=== Section Start ===

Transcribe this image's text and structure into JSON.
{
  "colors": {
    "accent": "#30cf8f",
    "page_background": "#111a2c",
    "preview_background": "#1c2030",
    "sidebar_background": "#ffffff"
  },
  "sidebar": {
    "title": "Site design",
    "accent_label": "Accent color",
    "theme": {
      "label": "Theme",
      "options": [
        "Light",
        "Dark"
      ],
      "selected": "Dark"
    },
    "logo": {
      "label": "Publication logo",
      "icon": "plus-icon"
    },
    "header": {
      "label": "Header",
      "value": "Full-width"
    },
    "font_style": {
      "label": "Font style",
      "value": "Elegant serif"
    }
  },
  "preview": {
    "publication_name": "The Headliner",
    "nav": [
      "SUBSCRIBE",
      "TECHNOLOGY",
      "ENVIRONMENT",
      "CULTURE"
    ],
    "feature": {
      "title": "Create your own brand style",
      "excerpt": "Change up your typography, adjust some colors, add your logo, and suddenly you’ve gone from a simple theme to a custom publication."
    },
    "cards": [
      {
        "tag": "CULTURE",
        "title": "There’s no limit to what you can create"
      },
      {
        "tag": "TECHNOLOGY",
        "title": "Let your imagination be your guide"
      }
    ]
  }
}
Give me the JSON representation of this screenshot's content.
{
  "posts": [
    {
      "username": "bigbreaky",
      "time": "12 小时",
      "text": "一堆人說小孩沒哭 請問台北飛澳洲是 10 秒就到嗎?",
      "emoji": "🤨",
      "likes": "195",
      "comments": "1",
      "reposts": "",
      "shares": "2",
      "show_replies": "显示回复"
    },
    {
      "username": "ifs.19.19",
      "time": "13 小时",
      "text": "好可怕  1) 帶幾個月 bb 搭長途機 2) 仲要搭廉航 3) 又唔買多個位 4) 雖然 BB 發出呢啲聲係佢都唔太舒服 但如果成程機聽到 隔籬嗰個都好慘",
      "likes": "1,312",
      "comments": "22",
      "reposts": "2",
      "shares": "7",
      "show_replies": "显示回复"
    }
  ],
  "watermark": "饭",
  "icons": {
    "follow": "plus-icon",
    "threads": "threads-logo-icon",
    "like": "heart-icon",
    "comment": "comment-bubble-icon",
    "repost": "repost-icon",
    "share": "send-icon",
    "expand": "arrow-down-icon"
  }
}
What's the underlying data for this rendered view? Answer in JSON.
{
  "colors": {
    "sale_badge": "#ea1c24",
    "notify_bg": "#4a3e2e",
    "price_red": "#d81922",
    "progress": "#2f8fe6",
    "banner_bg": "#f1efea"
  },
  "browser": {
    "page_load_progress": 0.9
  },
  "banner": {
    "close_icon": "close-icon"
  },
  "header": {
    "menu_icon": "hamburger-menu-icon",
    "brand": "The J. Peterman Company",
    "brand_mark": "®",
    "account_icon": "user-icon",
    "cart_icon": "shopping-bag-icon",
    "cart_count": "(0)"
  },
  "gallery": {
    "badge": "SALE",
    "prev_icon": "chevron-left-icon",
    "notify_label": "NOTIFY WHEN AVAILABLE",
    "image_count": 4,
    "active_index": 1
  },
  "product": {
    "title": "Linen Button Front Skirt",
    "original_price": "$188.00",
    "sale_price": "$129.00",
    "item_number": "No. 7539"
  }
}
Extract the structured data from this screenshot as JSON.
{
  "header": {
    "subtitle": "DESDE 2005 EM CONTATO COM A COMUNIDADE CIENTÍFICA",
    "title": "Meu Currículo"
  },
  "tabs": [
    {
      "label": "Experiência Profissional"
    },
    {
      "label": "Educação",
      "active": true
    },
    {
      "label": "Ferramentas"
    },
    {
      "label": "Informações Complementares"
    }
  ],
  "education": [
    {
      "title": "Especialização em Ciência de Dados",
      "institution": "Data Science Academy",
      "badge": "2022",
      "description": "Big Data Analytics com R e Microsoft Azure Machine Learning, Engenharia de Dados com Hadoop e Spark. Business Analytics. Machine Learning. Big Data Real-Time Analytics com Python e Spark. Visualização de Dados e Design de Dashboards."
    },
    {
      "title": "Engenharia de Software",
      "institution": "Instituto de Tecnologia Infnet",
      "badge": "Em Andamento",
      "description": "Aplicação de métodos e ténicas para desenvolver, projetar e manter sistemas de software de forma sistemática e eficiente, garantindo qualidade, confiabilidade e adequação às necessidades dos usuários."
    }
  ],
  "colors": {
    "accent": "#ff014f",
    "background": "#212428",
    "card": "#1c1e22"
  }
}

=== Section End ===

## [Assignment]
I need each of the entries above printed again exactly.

## [Response box]
Transcribe this image's text and structure into JSON.
{
  "colors": {
    "accent": "#30cf8f",
    "page_background": "#111a2c",
    "preview_background": "#1c2030",
    "sidebar_background": "#ffffff"
  },
  "sidebar": {
    "title": "Site design",
    "accent_label": "Accent color",
    "theme": {
      "label": "Theme",
      "options": [
        "Light",
        "Dark"
      ],
      "selected": "Dark"
    },
    "logo": {
      "label": "Publication logo",
      "icon": "plus-icon"
    },
    "header": {
      "label": "Header",
      "value": "Full-width"
    },
    "font_style": {
      "label": "Font style",
      "value": "Elegant serif"
    }
  },
  "preview": {
    "publication_name": "The Headliner",
    "nav": [
      "SUBSCRIBE",
      "TECHNOLOGY",
      "ENVIRONMENT",
      "CULTURE"
    ],
    "feature": {
      "title": "Create your own brand style",
      "excerpt": "Change up your typography, adjust some colors, add your logo, and suddenly you’ve gone from a simple theme to a custom publication."
    },
    "cards": [
      {
        "tag": "CULTURE",
        "title": "There’s no limit to what you can create"
      },
      {
        "tag": "TECHNOLOGY",
        "title": "Let your imagination be your guide"
      }
    ]
  }
}
Give me the JSON representation of this screenshot's content.
{
  "posts": [
    {
      "username": "bigbreaky",
      "time": "12 小时",
      "text": "一堆人說小孩沒哭 請問台北飛澳洲是 10 秒就到嗎?",
      "emoji": "🤨",
      "likes": "195",
      "comments": "1",
      "reposts": "",
      "shares": "2",
      "show_replies": "显示回复"
    },
    {
      "username": "ifs.19.19",
      "time": "13 小时",
      "text": "好可怕  1) 帶幾個月 bb 搭長途機 2) 仲要搭廉航 3) 又唔買多個位 4) 雖然 BB 發出呢啲聲係佢都唔太舒服 但如果成程機聽到 隔籬嗰個都好慘",
      "likes": "1,312",
      "comments": "22",
      "reposts": "2",
      "shares": "7",
      "show_replies": "显示回复"
    }
  ],
  "watermark": "饭",
  "icons": {
    "follow": "plus-icon",
    "threads": "threads-logo-icon",
    "like": "heart-icon",
    "comment": "comment-bubble-icon",
    "repost": "repost-icon",
    "share": "send-icon",
    "expand": "arrow-down-icon"
  }
}
What's the underlying data for this rendered view? Answer in JSON.
{
  "colors": {
    "sale_badge": "#ea1c24",
    "notify_bg": "#4a3e2e",
    "price_red": "#d81922",
    "progress": "#2f8fe6",
    "banner_bg": "#f1efea"
  },
  "browser": {
    "page_load_progress": 0.9
  },
  "banner": {
    "close_icon": "close-icon"
  },
  "header": {
    "menu_icon": "hamburger-menu-icon",
    "brand": "The J. Peterman Company",
    "brand_mark": "®",
    "account_icon": "user-icon",
    "cart_icon": "shopping-bag-icon",
    "cart_count": "(0)"
  },
  "gallery": {
    "badge": "SALE",
    "prev_icon": "chevron-left-icon",
    "notify_label": "NOTIFY WHEN AVAILABLE",
    "image_count": 4,
    "active_index": 1
  },
  "product": {
    "title": "Linen Button Front Skirt",
    "original_price": "$188.00",
    "sale_price": "$129.00",
    "item_number": "No. 7539"
  }
}
Extract the structured data from this screenshot as JSON.
{
  "header": {
    "subtitle": "DESDE 2005 EM CONTATO COM A COMUNIDADE CIENTÍFICA",
    "title": "Meu Currículo"
  },
  "tabs": [
    {
      "label": "Experiência Profissional"
    },
    {
      "label": "Educação",
      "active": true
    },
    {
      "label": "Ferramentas"
    },
    {
      "label": "Informações Complementares"
    }
  ],
  "education": [
    {
      "title": "Especialização em Ciência de Dados",
      "institution": "Data Science Academy",
      "badge": "2022",
      "description": "Big Data Analytics com R e Microsoft Azure Machine Learning, Engenharia de Dados com Hadoop e Spark. Business Analytics. Machine Learning. Big Data Real-Time Analytics com Python e Spark. Visualização de Dados e Design de Dashboards."
    },
    {
      "title": "Engenharia de Software",
      "institution": "Instituto de Tecnologia Infnet",
      "badge": "Em Andamento",
      "description": "Aplicação de métodos e ténicas para desenvolver, projetar e manter sistemas de software de forma sistemática e eficiente, garantindo qualidade, confiabilidade e adequação às necessidades dos usuários."
    }
  ],
  "colors": {
    "accent": "#ff014f",
    "background": "#212428",
    "card": "#1c1e22"
  }
}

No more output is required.